Exercise inputs:
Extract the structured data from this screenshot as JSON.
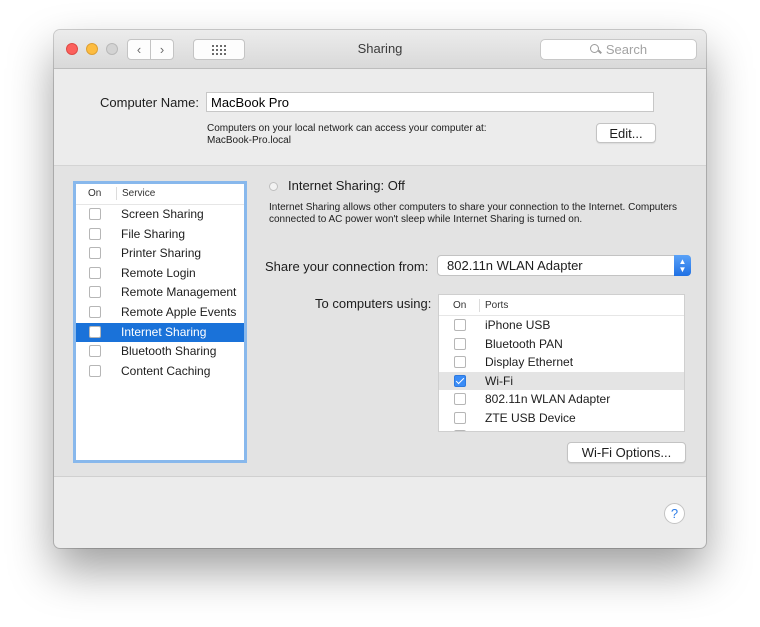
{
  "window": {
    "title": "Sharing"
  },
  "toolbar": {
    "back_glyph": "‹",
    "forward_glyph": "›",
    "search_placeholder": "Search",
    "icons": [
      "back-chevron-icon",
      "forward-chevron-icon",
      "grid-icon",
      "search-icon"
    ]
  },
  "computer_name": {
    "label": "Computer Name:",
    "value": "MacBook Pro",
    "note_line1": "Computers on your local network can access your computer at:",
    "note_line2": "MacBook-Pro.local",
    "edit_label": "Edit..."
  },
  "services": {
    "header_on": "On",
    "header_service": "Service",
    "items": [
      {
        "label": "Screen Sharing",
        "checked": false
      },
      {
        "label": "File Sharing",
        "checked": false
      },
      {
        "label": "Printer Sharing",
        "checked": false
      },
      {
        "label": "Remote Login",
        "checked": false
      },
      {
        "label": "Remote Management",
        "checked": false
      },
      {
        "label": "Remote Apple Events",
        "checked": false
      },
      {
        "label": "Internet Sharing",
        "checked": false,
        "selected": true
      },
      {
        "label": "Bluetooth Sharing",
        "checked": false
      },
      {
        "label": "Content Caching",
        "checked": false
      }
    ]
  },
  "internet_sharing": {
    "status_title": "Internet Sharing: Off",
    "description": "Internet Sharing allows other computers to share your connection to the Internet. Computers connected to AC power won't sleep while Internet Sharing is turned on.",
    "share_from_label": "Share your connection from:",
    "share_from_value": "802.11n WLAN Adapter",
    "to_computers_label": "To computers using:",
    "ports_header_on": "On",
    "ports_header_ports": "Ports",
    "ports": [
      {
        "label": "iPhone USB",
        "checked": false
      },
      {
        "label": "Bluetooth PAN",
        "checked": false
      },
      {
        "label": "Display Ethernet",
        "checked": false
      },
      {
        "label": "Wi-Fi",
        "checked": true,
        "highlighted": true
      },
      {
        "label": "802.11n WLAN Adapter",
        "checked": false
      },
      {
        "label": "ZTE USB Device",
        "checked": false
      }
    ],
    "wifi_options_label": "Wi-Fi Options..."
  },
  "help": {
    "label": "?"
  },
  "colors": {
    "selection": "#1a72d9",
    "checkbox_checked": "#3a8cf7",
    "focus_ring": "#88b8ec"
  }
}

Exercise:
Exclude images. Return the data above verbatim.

Expected answer:
Extract the structured data from this screenshot as JSON.
{
  "window": {
    "title": "Sharing"
  },
  "toolbar": {
    "back_glyph": "‹",
    "forward_glyph": "›",
    "search_placeholder": "Search",
    "icons": [
      "back-chevron-icon",
      "forward-chevron-icon",
      "grid-icon",
      "search-icon"
    ]
  },
  "computer_name": {
    "label": "Computer Name:",
    "value": "MacBook Pro",
    "note_line1": "Computers on your local network can access your computer at:",
    "note_line2": "MacBook-Pro.local",
    "edit_label": "Edit..."
  },
  "services": {
    "header_on": "On",
    "header_service": "Service",
    "items": [
      {
        "label": "Screen Sharing",
        "checked": false
      },
      {
        "label": "File Sharing",
        "checked": false
      },
      {
        "label": "Printer Sharing",
        "checked": false
      },
      {
        "label": "Remote Login",
        "checked": false
      },
      {
        "label": "Remote Management",
        "checked": false
      },
      {
        "label": "Remote Apple Events",
        "checked": false
      },
      {
        "label": "Internet Sharing",
        "checked": false,
        "selected": true
      },
      {
        "label": "Bluetooth Sharing",
        "checked": false
      },
      {
        "label": "Content Caching",
        "checked": false
      }
    ]
  },
  "internet_sharing": {
    "status_title": "Internet Sharing: Off",
    "description": "Internet Sharing allows other computers to share your connection to the Internet. Computers connected to AC power won't sleep while Internet Sharing is turned on.",
    "share_from_label": "Share your connection from:",
    "share_from_value": "802.11n WLAN Adapter",
    "to_computers_label": "To computers using:",
    "ports_header_on": "On",
    "ports_header_ports": "Ports",
    "ports": [
      {
        "label": "iPhone USB",
        "checked": false
      },
      {
        "label": "Bluetooth PAN",
        "checked": false
      },
      {
        "label": "Display Ethernet",
        "checked": false
      },
      {
        "label": "Wi-Fi",
        "checked": true,
        "highlighted": true
      },
      {
        "label": "802.11n WLAN Adapter",
        "checked": false
      },
      {
        "label": "ZTE USB Device",
        "checked": false
      }
    ],
    "wifi_options_label": "Wi-Fi Options..."
  },
  "help": {
    "label": "?"
  },
  "colors": {
    "selection": "#1a72d9",
    "checkbox_checked": "#3a8cf7",
    "focus_ring": "#88b8ec"
  }
}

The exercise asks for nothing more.